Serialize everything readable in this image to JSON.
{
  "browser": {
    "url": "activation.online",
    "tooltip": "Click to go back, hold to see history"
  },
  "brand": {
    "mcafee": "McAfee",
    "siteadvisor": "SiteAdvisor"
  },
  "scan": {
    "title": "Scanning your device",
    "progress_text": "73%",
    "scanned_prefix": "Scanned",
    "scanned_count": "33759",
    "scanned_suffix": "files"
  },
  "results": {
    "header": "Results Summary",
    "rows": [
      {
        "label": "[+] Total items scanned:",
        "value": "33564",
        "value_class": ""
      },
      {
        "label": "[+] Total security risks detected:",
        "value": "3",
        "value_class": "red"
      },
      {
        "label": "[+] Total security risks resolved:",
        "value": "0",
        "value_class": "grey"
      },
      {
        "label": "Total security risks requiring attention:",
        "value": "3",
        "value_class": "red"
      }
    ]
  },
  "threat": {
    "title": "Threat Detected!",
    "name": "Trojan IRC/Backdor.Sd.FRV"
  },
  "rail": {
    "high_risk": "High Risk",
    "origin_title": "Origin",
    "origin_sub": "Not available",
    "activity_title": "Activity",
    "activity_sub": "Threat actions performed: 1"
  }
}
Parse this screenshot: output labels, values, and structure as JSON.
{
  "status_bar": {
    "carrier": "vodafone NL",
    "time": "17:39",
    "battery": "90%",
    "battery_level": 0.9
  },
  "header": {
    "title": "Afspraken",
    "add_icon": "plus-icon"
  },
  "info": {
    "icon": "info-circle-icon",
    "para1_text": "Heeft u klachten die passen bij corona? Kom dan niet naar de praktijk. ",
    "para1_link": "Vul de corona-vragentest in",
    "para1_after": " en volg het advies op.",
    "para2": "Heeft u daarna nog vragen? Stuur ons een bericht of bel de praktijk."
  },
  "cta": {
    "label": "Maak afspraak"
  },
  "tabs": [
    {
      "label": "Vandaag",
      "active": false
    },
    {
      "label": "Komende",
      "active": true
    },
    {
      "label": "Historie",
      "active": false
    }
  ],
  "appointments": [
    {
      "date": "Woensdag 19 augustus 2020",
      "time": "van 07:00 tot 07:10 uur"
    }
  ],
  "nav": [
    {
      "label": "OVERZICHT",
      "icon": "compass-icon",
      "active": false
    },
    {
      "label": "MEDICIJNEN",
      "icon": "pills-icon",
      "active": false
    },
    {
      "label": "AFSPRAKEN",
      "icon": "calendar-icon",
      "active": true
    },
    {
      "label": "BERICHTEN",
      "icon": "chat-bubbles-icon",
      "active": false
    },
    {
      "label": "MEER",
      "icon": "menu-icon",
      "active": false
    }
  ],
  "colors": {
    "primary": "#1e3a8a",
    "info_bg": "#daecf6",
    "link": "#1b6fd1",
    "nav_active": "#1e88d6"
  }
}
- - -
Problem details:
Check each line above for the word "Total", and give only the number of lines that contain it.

Task solution:
4